In March, 1982, thanks to the late Drew Waldie, an open meeting was held in Old Gala House to see if there was enough interest to revive the Club. Approx. 50 people attended and, thankfully, since then Galashiels Camera Club has been in existence.

The club is now preparing to start a second winter season in Langlee Centre, where a new darkroom has been installed for the members.

New members are always made welcome in the club, and it is hoped that they too will be infected by the enthusiasm which had been generated over the last fifty years.

Sheila Scott
1984


The last 25 years

(Notes from 75th Anniversary Exhibition – currently on show at Old Gala House until 31st October 2009)

This exhibition, marking the 75th anniversary of the founding of the Club, is a celebration of the diversity of interests of it’s members, as well as the range of techniques used – from medium format, 35mm and of course digital.

The images you see in the exhibition have been selected by the individual members from their own portfolios, to represent their work. They are not necessarily all prize winners (although many are), nor are they meant to be.

Photographers of all levels and abilities are welcome at the Club.

Since 1984 Galashiels Camera Club have met in the Langlee Community Centre, and although have had their ups and downs like any other club, still have a healthy membership. Currently we have around 35.

This year we will be hosting the clubs 21st Annual Agricultural Photographic Competition (“the Agri”), in association with the Borders NFU. This is an open competition, and attracts 100’s of entries from as far a-field as Berwick-upon-Tweed and Newcastleton.

In 1998 we received a grant from “Awards for All” to buy a computer and associated kit. This was the first foray into the digital world for the club. Although even today not all members have fully embraced the digital technology (and there is nothing wrong with that!), the club does have it’s own digital projector which is used regularly.
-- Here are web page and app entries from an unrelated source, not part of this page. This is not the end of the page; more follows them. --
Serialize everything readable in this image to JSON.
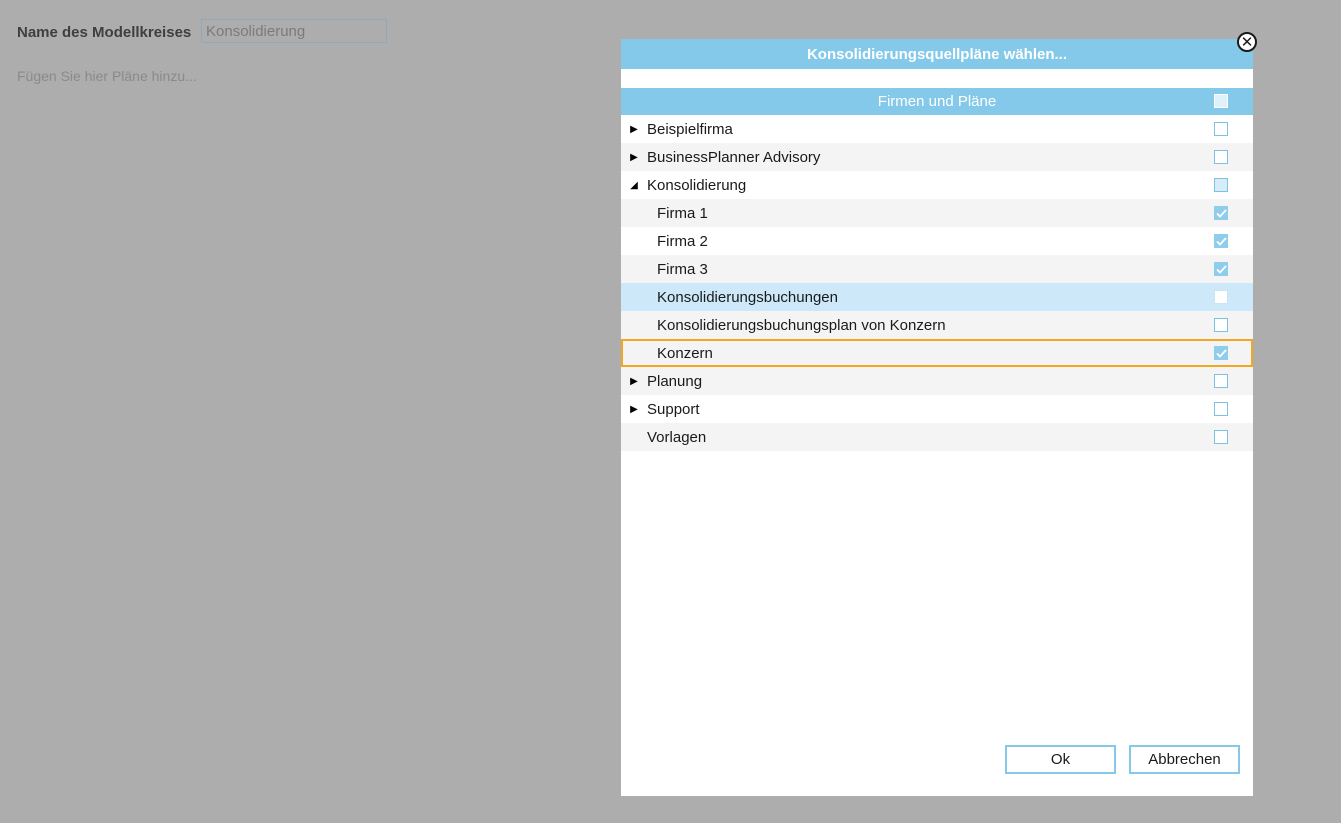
{
  "form": {
    "name_label": "Name des Modellkreises",
    "name_value": "Konsolidierung",
    "add_hint": "Fügen Sie hier Pläne hinzu..."
  },
  "dialog": {
    "title": "Konsolidierungsquellpläne wählen...",
    "close_icon": "close-circle-icon",
    "table_header": "Firmen und Pläne",
    "rows": [
      {
        "label": "Beispielfirma",
        "level": 0,
        "expander": "collapsed",
        "state": "unchecked"
      },
      {
        "label": "BusinessPlanner Advisory",
        "level": 0,
        "expander": "collapsed",
        "state": "unchecked"
      },
      {
        "label": "Konsolidierung",
        "level": 0,
        "expander": "expanded",
        "state": "partial"
      },
      {
        "label": "Firma 1",
        "level": 1,
        "expander": "none",
        "state": "checked"
      },
      {
        "label": "Firma 2",
        "level": 1,
        "expander": "none",
        "state": "checked"
      },
      {
        "label": "Firma 3",
        "level": 1,
        "expander": "none",
        "state": "checked"
      },
      {
        "label": "Konsolidierungsbuchungen",
        "level": 1,
        "expander": "none",
        "state": "disabled"
      },
      {
        "label": "Konsolidierungsbuchungsplan von Konzern",
        "level": 1,
        "expander": "none",
        "state": "unchecked"
      },
      {
        "label": "Konzern",
        "level": 1,
        "expander": "none",
        "state": "checked"
      },
      {
        "label": "Planung",
        "level": 0,
        "expander": "collapsed",
        "state": "unchecked"
      },
      {
        "label": "Support",
        "level": 0,
        "expander": "collapsed",
        "state": "unchecked"
      },
      {
        "label": "Vorlagen",
        "level": 0,
        "expander": "none",
        "state": "unchecked"
      }
    ],
    "ok_label": "Ok",
    "cancel_label": "Abbrechen"
  },
  "colors": {
    "accent": "#84c9ea",
    "overlay": "#adadad",
    "focus": "#f0a820"
  }
}
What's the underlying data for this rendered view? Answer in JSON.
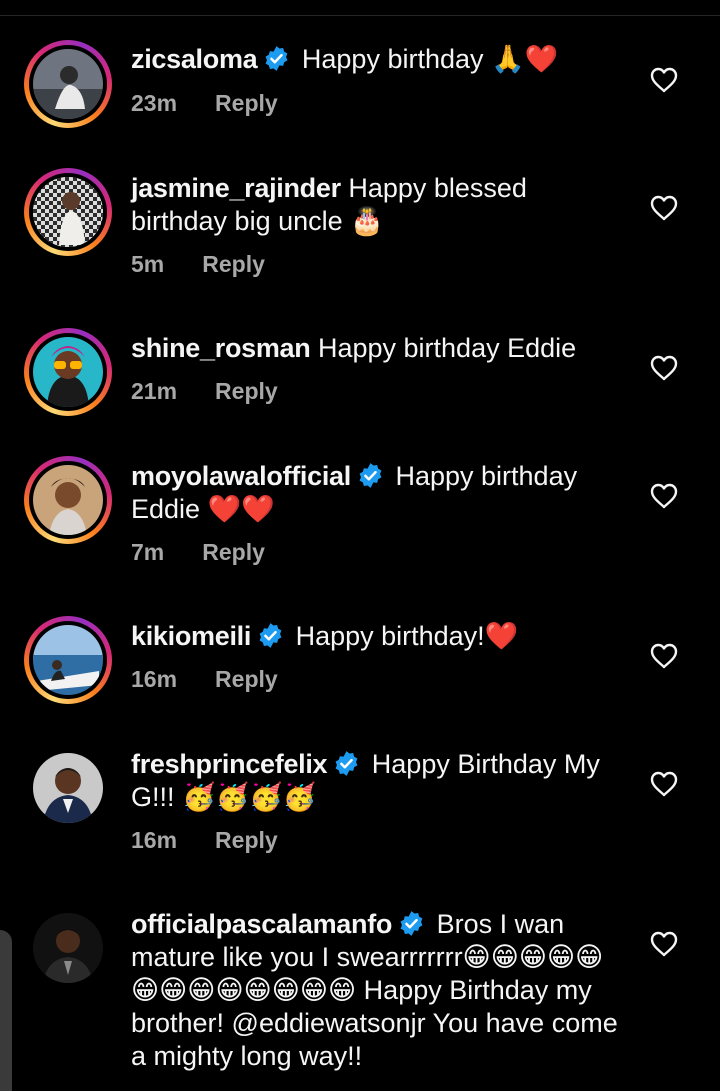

Much like 50 years ago, the Camera Club still has it’s usual round of competitions, lectures, slide shows, practical nights and outings. We also take part in competitions run by the SPF, and also local inter-club competitions.

In addition to that, we have also been involved with the Langlee Carnival since it’s resurrection in 2004. We were asked to record the day’s events, and display the work of the Club. There are a selection of the images taken on display in this exhibition.

The Club has also been represented at the Borders Adult Learning and Achievement Group’s BIG event at the Volunteer Hall, Galashiels, for the last few years.

Ian Oliver
Chairman – 2009

Re-enacting the 1950 outing

Re-enacting the 1950 outing